- Single-family residence
- Properties with 2-4 units
- Owner-occupied and non-owner occupied
- Held by individuals, in trusts (subject to approval), and by LLCs (subject to approval)
- Mixed-usage if non-owner occupied
If you’re interested in finding out if you qualify, you can visit their website or give them a call.
How long does it take to finalize a deal with Splitero?
It can take as little as 14 days to finish finalizing a deal with Splitero.
Splitero is available in California, Colorado, Oregon, Utah, or Washington. It’s best to contact them as they are growing and may be available in other states soon, since previously they were only available in California.
Splitero actively seeks funding to expand their services and are expanding quite fast.
- No monthly payments
- 30-year terms (can be lower but with higher APR)
- Easy access to liquid cash
- Loss of some equity in the property
- High APR for shorter timeframes
- Property type restrictions
Splitero real estate
What property restrictions does Splitero have?
Some property/real estate restrictions apply. The following types of real estate are not eligible:
- Properties with 5 or more units
- Commercial/Agricultural use case properties
- Log cabins
- Homes with nontraditional design (e.g. geodesic, earth bermed, shipping containers, etc.)
- Properties located on 5 or more acres
- Vacant land
- Timeshares, fractional or segmented ownership
These properties are not eligible per Splitero’s requirements. If you are unsure if your property is eligible, feel free to give them a call. Their support staff will be happy to help you out.
Is Splitero legit?
When you’re working with a company that helps you navigate assets as large as your property, it’s only natural to wonder if the company is legit. Splitero is completely legit; that’s not to say it’s the right choice for everyone, but it is trustworthy in its own right. The reason for this is because Splitero is in an industry that’s highly regulated, and so far it has checked all the boxes in doing business correctly.

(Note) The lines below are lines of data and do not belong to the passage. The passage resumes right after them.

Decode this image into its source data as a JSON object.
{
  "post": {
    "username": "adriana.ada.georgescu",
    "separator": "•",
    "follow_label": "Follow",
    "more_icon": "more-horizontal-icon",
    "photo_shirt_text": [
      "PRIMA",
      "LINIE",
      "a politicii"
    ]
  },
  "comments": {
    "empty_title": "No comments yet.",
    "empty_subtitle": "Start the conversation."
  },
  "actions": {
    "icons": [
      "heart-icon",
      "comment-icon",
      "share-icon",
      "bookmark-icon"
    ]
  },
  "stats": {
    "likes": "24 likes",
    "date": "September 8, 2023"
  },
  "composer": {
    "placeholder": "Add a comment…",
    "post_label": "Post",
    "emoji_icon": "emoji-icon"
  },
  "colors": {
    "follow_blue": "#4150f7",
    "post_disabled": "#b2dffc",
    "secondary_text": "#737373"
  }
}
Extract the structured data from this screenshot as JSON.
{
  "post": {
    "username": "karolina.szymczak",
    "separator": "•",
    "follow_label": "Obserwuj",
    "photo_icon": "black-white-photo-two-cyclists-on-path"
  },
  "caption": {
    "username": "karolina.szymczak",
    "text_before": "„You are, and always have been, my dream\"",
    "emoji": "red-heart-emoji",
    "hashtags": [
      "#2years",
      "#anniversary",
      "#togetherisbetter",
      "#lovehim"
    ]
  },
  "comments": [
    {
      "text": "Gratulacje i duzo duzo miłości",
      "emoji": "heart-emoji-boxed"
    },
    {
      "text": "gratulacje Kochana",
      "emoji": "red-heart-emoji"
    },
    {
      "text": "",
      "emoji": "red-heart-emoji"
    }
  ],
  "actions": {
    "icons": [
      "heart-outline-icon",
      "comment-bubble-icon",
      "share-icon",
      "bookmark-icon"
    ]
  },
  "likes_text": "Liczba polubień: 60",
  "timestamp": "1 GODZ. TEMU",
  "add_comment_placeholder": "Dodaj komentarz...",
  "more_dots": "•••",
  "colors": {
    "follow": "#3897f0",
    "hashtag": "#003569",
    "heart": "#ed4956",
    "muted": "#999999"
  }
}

It’s also led by a highly experienced and competent team. Splitero launched with $5.8 million in seed funding, led by Adam Pase and his company Gemini Ventures. Partner investors include Permit Ventures, Fiat Ventures, and more. In total, they have secured over $1 billion in financing.
The team consists of co-founder and CEO Michael Gifford, who is a fintech and real estate expert and has worked with LendingHome now known as Kiavi, as well as COO David Zvaifler who founded Pacific Pines Real Estate and has served as COO of Apollo Realty Investments.
Note that Splitero is currently only serving California. Though some see this as a downside, it doesn’t mean that it won’t expand to other states. However, it takes time to get the company’s practices up to par to be able to serve other states, and it’s a lot more complicated than one might think. Each and every state has its own unique spin on requirements.
The fact that Splitero is only serving one state at the moment can be taken as a sign that it wants to focus on quality and execution rather than quickly expanding beyond its means.
Splitero Reviews: Success Stories
Splitero is a shared equity agreement that allows homeowners to borrow money against the increased value of their homes. There are some pros and cons, but overall, with such a long repayment schedule of 30 years and no monthly payments, it could be a good option for those who are looking for an alternative to traditional loans.
We recommend Splitero for specific use cases. If maintaining 100% equity in your home is important to you (passing the estate to your children or other reasons), Splitero simply isn’t the best choice. But, if you’d be able to use that cash productively and effectively, Splitero could be a game changer for your long-term wealth. It can also help prevent financial disasters that typically accompany the use of predatory loans should an emergency financial situation arise.